------ Record extracts ------
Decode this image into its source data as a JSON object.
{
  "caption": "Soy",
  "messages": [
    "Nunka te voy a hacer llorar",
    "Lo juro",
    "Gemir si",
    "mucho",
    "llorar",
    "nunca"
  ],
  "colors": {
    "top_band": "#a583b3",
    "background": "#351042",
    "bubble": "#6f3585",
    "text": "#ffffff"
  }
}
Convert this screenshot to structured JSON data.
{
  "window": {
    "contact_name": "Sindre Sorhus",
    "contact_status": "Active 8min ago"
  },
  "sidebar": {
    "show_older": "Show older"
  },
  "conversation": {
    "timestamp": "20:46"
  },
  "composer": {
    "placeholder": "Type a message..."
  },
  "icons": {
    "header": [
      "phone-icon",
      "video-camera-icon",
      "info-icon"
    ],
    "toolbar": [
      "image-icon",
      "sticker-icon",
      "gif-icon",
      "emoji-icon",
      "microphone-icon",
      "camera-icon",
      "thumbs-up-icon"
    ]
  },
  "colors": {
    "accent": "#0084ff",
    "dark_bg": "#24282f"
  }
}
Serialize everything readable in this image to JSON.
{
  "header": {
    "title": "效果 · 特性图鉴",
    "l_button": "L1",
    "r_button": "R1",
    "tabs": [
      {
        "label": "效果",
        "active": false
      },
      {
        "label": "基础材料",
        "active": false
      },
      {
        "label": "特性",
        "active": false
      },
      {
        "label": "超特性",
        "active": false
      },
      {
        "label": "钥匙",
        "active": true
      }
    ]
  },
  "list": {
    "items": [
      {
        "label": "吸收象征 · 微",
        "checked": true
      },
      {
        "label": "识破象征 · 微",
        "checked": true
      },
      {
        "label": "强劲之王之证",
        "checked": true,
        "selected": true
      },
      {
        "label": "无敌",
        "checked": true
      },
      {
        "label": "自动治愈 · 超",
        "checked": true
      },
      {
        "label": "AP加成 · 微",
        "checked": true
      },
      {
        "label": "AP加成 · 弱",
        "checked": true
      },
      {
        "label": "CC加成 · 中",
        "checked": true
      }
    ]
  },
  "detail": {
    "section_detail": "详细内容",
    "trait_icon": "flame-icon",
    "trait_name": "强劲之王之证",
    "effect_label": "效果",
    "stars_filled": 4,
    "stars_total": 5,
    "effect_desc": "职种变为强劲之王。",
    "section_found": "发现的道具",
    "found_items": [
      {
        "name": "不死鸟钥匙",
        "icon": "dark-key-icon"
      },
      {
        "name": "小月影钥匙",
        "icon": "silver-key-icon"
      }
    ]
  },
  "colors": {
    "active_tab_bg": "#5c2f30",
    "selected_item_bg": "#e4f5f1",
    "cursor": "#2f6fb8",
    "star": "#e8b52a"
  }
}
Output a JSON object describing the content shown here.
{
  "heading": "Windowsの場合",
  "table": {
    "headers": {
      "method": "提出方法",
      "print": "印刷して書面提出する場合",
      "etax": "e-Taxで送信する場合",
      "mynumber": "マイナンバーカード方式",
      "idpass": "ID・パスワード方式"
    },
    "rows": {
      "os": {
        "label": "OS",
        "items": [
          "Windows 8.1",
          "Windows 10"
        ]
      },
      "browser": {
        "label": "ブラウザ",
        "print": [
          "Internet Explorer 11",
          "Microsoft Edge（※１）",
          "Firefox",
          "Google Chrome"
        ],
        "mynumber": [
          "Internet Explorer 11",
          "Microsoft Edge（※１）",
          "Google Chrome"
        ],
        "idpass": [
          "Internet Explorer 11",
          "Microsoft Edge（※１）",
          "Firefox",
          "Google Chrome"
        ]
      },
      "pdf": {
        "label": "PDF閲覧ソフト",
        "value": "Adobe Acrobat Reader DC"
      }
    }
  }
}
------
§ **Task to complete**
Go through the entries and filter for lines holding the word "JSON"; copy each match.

§ **Solution below**
Decode this image into its source data as a JSON object.
Convert this screenshot to structured JSON data.
Serialize everything readable in this image to JSON.
Output a JSON object describing the content shown here.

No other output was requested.